Map of the Arctic and adjacent regions. Sir John Ross, 1855. Geography and Map Division, Library of Congress.

Map of the Arctic and adjacent regions. Sir John Ross, 1855. Geography and Map Division, Library of Congress.

The climate of the archipelago is not as frigid as Alert, Canada, making permanent habitation easier, with the temperatures being relatively higher than those at similar latitudes in Russia and Canada due warmer ocean currents. The 1855 map above drawn by John Ross shows the location of Spitsbergen in relation to the rest of the Arctic Circle. While the average summer temperature is 39-43°F (4-6°C), the average January temperature is a balmy 3-10°F (-16-12°C)!

Of interest to visitors, Svalbard is widely known for its polar bears, with a population of about 3,000, more than the human residents of the archipelago! The island is also home to the global seed bank, a long-term backup seed storage facility that houses more than 890,000 samples of food crop seeds, originating from almost every country in the world, held in case of a global emergency. With daily flights to the airport at Longyearbyen, this Arctic wilderness can be easily accessed and added to anyone’s travel list!

Scientist of the Seas: The Legacy of Matthew Fontaine Maury

Matthew Fontaine Maury has been hailed as, among other names, the “Scientist of the Seas” for his contributions to understanding ocean navigation in the mid-19th century. His expertise is evident in his large body of work, and particularly in his maps. But while Maury left an indelible mark on the fields of oceanography and geography […]

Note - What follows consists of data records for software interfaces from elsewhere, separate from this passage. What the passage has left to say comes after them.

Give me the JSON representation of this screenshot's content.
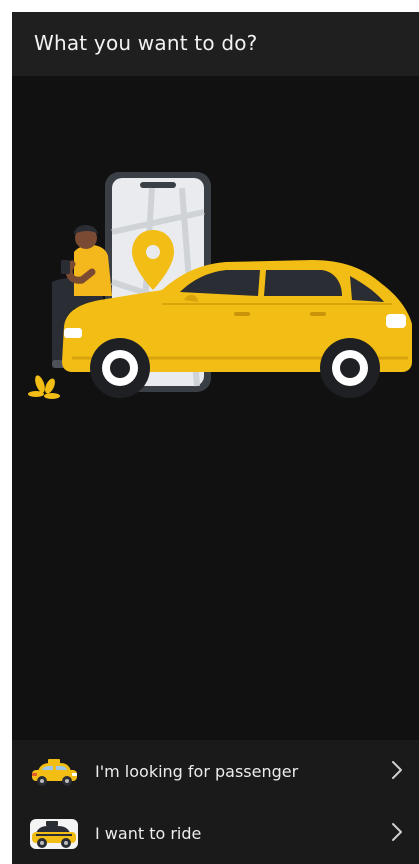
{
  "app_bar": {
    "title": "What you want to do?"
  },
  "hero": {
    "illustration": "man-leaning-on-yellow-car-with-phone-map-pin",
    "colors": {
      "car": "#f2bd14",
      "shirt": "#f5b81c",
      "phone_frame": "#3a3f45",
      "map_pin": "#f2bd14"
    }
  },
  "options": [
    {
      "label": "I'm looking for passenger",
      "icon": "yellow-taxi-icon",
      "chevron": "chevron-right-icon"
    },
    {
      "label": "I want to ride",
      "icon": "taxi-passenger-icon",
      "chevron": "chevron-right-icon"
    }
  ],
  "theme": {
    "background": "#111111",
    "app_bar_background": "#1f1f1f",
    "options_background": "#1a1a1a",
    "text": "#ececec"
  }
}
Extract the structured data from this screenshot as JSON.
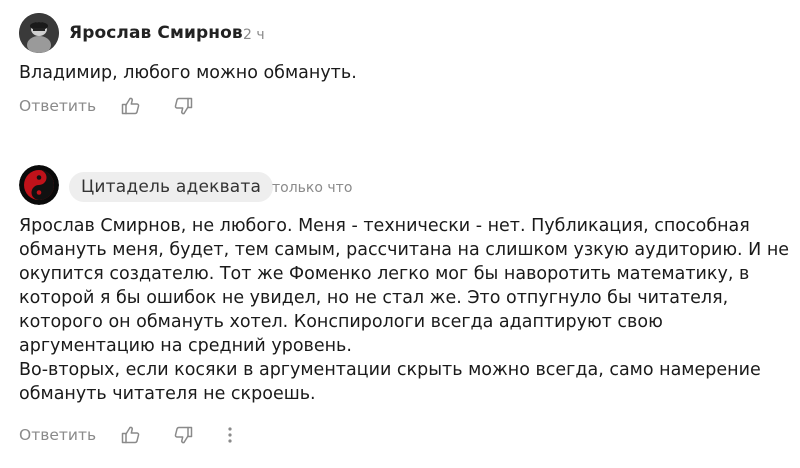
{
  "comments": [
    {
      "author": "Ярослав Смирнов",
      "time": "2 ч",
      "lines": [
        "Владимир, любого можно обмануть."
      ],
      "actions": {
        "reply_label": "Ответить"
      }
    },
    {
      "author": "Цитадель адеквата",
      "time": "только что",
      "lines": [
        "Ярослав Смирнов, не любого. Меня - технически - нет. Публикация, способная",
        "обмануть меня, будет, тем самым, рассчитана на слишком узкую аудиторию. И не",
        "окупится создателю. Тот же Фоменко легко мог бы наворотить математику, в",
        "которой я бы ошибок не увидел, но не стал же. Это отпугнуло бы читателя,",
        "которого он обмануть хотел. Конспирологи всегда адаптируют свою",
        "аргументацию на средний уровень.",
        "Во-вторых, если косяки в аргументации скрыть можно всегда, само намерение",
        "обмануть читателя не скроешь."
      ],
      "actions": {
        "reply_label": "Ответить"
      }
    }
  ],
  "icons": {
    "like": "thumbs-up-icon",
    "dislike": "thumbs-down-icon",
    "more": "more-vertical-icon"
  }
}
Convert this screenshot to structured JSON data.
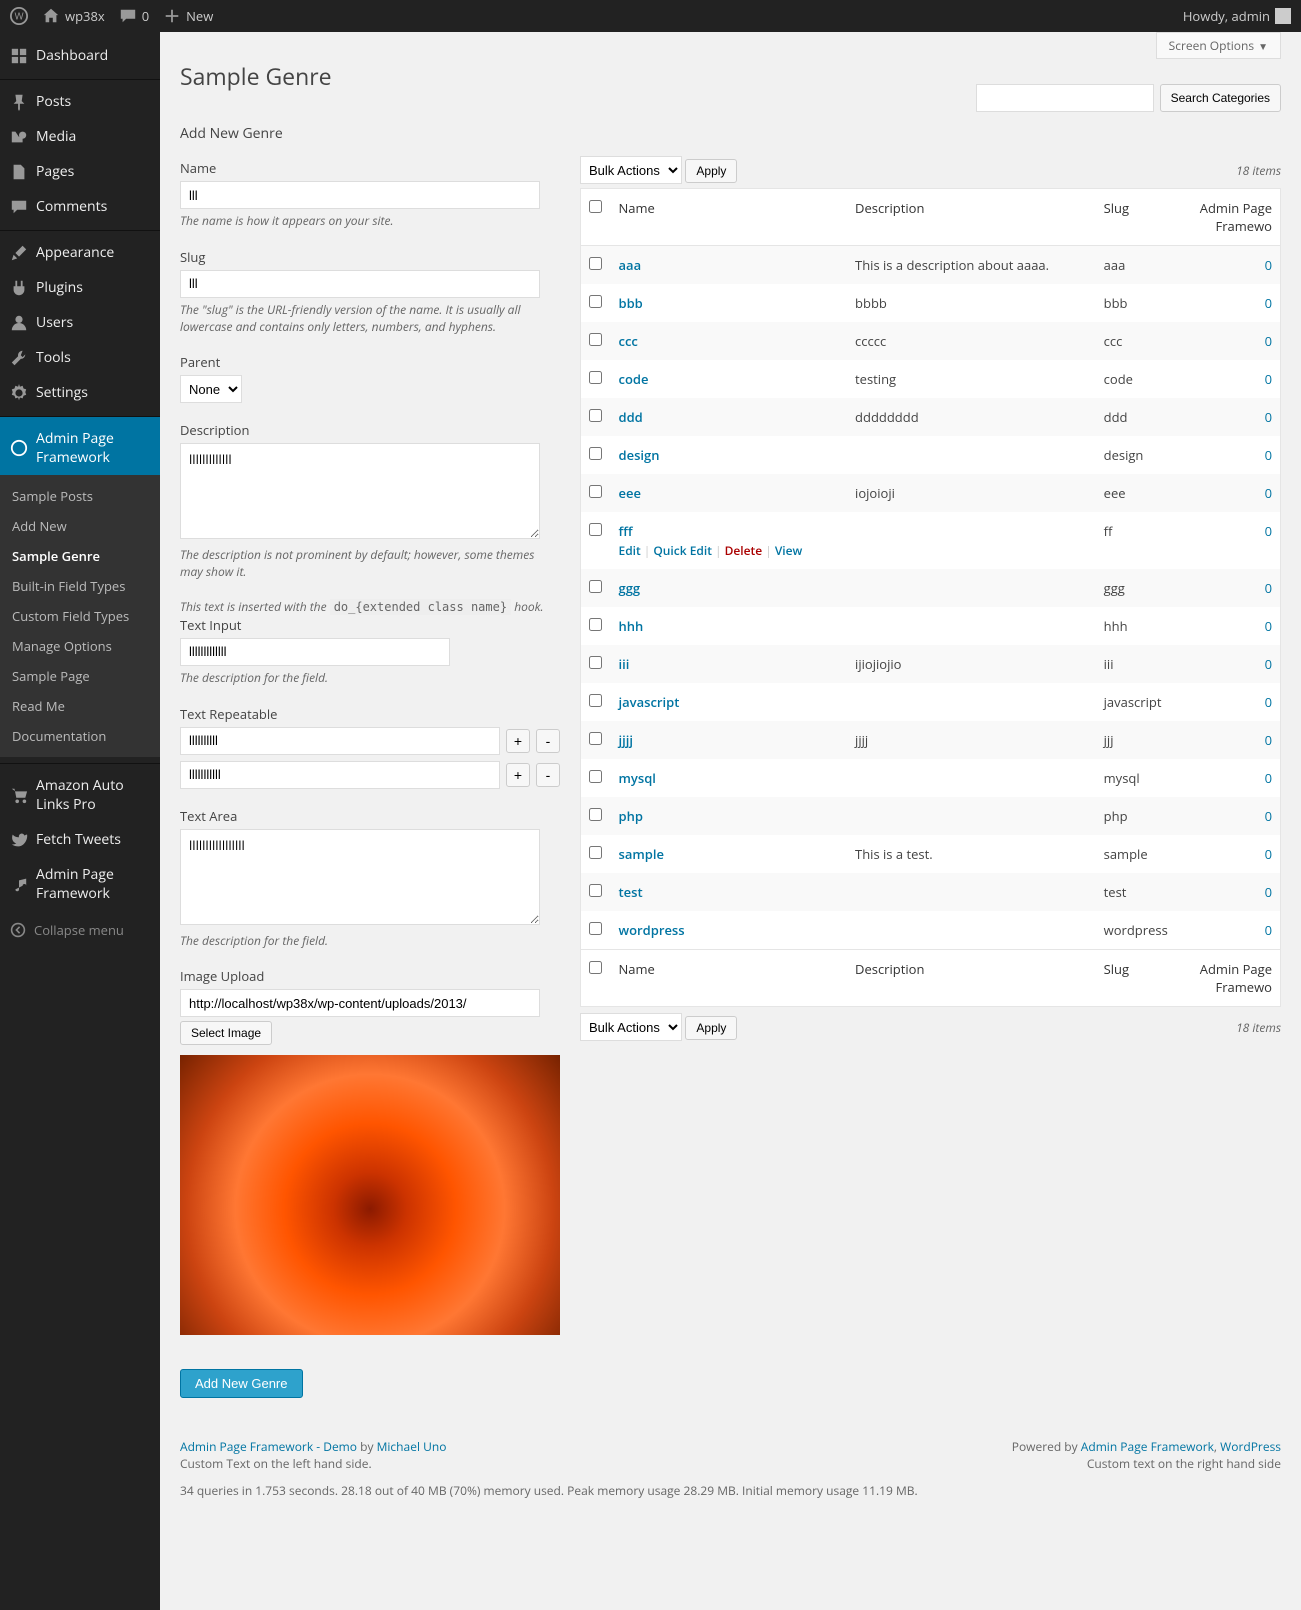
{
  "adminbar": {
    "site": "wp38x",
    "comments": "0",
    "new": "New",
    "howdy": "Howdy, admin"
  },
  "sidebar": {
    "items": [
      {
        "label": "Dashboard",
        "icon": "dashboard"
      },
      {
        "label": "Posts",
        "icon": "pin",
        "sep": true
      },
      {
        "label": "Media",
        "icon": "media"
      },
      {
        "label": "Pages",
        "icon": "page"
      },
      {
        "label": "Comments",
        "icon": "comment"
      },
      {
        "label": "Appearance",
        "icon": "brush",
        "sep": true
      },
      {
        "label": "Plugins",
        "icon": "plug"
      },
      {
        "label": "Users",
        "icon": "user"
      },
      {
        "label": "Tools",
        "icon": "wrench"
      },
      {
        "label": "Settings",
        "icon": "gear"
      },
      {
        "label": "Admin Page Framework",
        "icon": "wp",
        "sep": true,
        "active": true
      },
      {
        "label": "Amazon Auto Links Pro",
        "icon": "cart",
        "sep": true
      },
      {
        "label": "Fetch Tweets",
        "icon": "bird"
      },
      {
        "label": "Admin Page Framework",
        "icon": "music"
      }
    ],
    "submenu": [
      "Sample Posts",
      "Add New",
      "Sample Genre",
      "Built-in Field Types",
      "Custom Field Types",
      "Manage Options",
      "Sample Page",
      "Read Me",
      "Documentation"
    ],
    "submenu_current": 2,
    "collapse": "Collapse menu"
  },
  "header": {
    "screen_options": "Screen Options",
    "title": "Sample Genre",
    "search_button": "Search Categories"
  },
  "form": {
    "add_heading": "Add New Genre",
    "name_label": "Name",
    "name_value": "lll",
    "name_desc": "The name is how it appears on your site.",
    "slug_label": "Slug",
    "slug_value": "lll",
    "slug_desc": "The \"slug\" is the URL-friendly version of the name. It is usually all lowercase and contains only letters, numbers, and hyphens.",
    "parent_label": "Parent",
    "parent_value": "None",
    "desc_label": "Description",
    "desc_value": "lllllllllllll",
    "desc_desc": "The description is not prominent by default; however, some themes may show it.",
    "hook_note_pre": "This text is inserted with the ",
    "hook_code": "do_{extended class name}",
    "hook_note_post": " hook.",
    "textinput_label": "Text Input",
    "textinput_value": "lllllllllllll",
    "textinput_desc": "The description for the field.",
    "repeat_label": "Text Repeatable",
    "repeat1": "llllllllll",
    "repeat2": "lllllllllll",
    "textarea_label": "Text Area",
    "textarea_value": "lllllllllllllllll",
    "textarea_desc": "The description for the field.",
    "image_label": "Image Upload",
    "image_url": "http://localhost/wp38x/wp-content/uploads/2013/",
    "select_image": "Select Image",
    "submit": "Add New Genre"
  },
  "table": {
    "bulk": "Bulk Actions",
    "apply": "Apply",
    "count": "18 items",
    "cols": {
      "name": "Name",
      "description": "Description",
      "slug": "Slug",
      "posts": "Admin Page Framewo"
    },
    "row_actions": {
      "edit": "Edit",
      "quick": "Quick Edit",
      "delete": "Delete",
      "view": "View"
    },
    "rows": [
      {
        "name": "aaa",
        "desc": "This is a description about aaaa.",
        "slug": "aaa",
        "count": "0"
      },
      {
        "name": "bbb",
        "desc": "bbbb",
        "slug": "bbb",
        "count": "0"
      },
      {
        "name": "ccc",
        "desc": "ccccc",
        "slug": "ccc",
        "count": "0"
      },
      {
        "name": "code",
        "desc": "testing",
        "slug": "code",
        "count": "0"
      },
      {
        "name": "ddd",
        "desc": "dddddddd",
        "slug": "ddd",
        "count": "0"
      },
      {
        "name": "design",
        "desc": "",
        "slug": "design",
        "count": "0"
      },
      {
        "name": "eee",
        "desc": "iojoioji",
        "slug": "eee",
        "count": "0"
      },
      {
        "name": "fff",
        "desc": "",
        "slug": "ff",
        "count": "0",
        "actions": true
      },
      {
        "name": "ggg",
        "desc": "",
        "slug": "ggg",
        "count": "0"
      },
      {
        "name": "hhh",
        "desc": "",
        "slug": "hhh",
        "count": "0"
      },
      {
        "name": "iii",
        "desc": "ijiojiojio",
        "slug": "iii",
        "count": "0"
      },
      {
        "name": "javascript",
        "desc": "",
        "slug": "javascript",
        "count": "0"
      },
      {
        "name": "jjjj",
        "desc": "jjjj",
        "slug": "jjj",
        "count": "0"
      },
      {
        "name": "mysql",
        "desc": "",
        "slug": "mysql",
        "count": "0"
      },
      {
        "name": "php",
        "desc": "",
        "slug": "php",
        "count": "0"
      },
      {
        "name": "sample",
        "desc": "This is a test.",
        "slug": "sample",
        "count": "0"
      },
      {
        "name": "test",
        "desc": "",
        "slug": "test",
        "count": "0"
      },
      {
        "name": "wordpress",
        "desc": "",
        "slug": "wordpress",
        "count": "0"
      }
    ]
  },
  "footer": {
    "left_link": "Admin Page Framework - Demo",
    "by": " by ",
    "author": "Michael Uno",
    "left_custom": "Custom Text on the left hand side.",
    "right_pre": "Powered by ",
    "right_link1": "Admin Page Framework",
    "right_sep": ", ",
    "right_link2": "WordPress",
    "right_custom": "Custom text on the right hand side",
    "stats": "34 queries in 1.753 seconds.    28.18 out of 40 MB (70%) memory used.    Peak memory usage 28.29 MB.    Initial memory usage 11.19 MB."
  }
}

Early Pictorial Maps of Asia and Europe from the Hauslab-Liechtenstein Collection

The following post is by Anna Balaguer, a Junior Fellow at the Library of Congress, Geography and Map Division. This summer, I have the opportunity to participate in the Library of Congress Junior Fellows program, working in the Geography and Map Division. I am working with cartographic specialist Ryan Moore to process the Hauslab-Liechtenstein Map […]

The Changing Place Names of Washington, D.C.

The following post is by Kim Edwin, a library technician in the Geography and Map Division. Since coming to the Washington, D.C. area and joining the Geography and Map Division, I have enjoyed learning about the early history of our nation’s capital through maps and place names. In studying maps from the city’s early years […]

Baseball Stadiums and Maps: Chicago

The following post is by Ed Redmond, a cartographic reference specialist in the Geography & Map Division. As part of the Library’s newly opened, yearlong exhibit Baseball Americana, the Geography and Map Division will be featuring several blog posts describing the depiction and history of baseball stadiums on maps in major American cities. As the […]

The Rise and Fall of the Orange Free State and Transvaal in Southern Africa

The following post is by Ryan Moore, a cartographic specialist in the Geography and Map Division. The Orange Free State and the Transvaal (officially the South African Republic) were independent countries in southern Africa in the 19th century established by Dutch-speaking settlers known as the Boers (Boer translates to “farmer” in Dutch). Occupying areas in […]

New Story Maps Published!

We are excited to announce the launch of two new Library of Congress Story Maps! At the beginning of May, the Library of Congress launched Story Maps, interactive and immersive web applications that tell the incredible stories of the Library’s collections. Created within a Geographic Information Systems (GIS)-based software platform created by Esri, Story Maps […]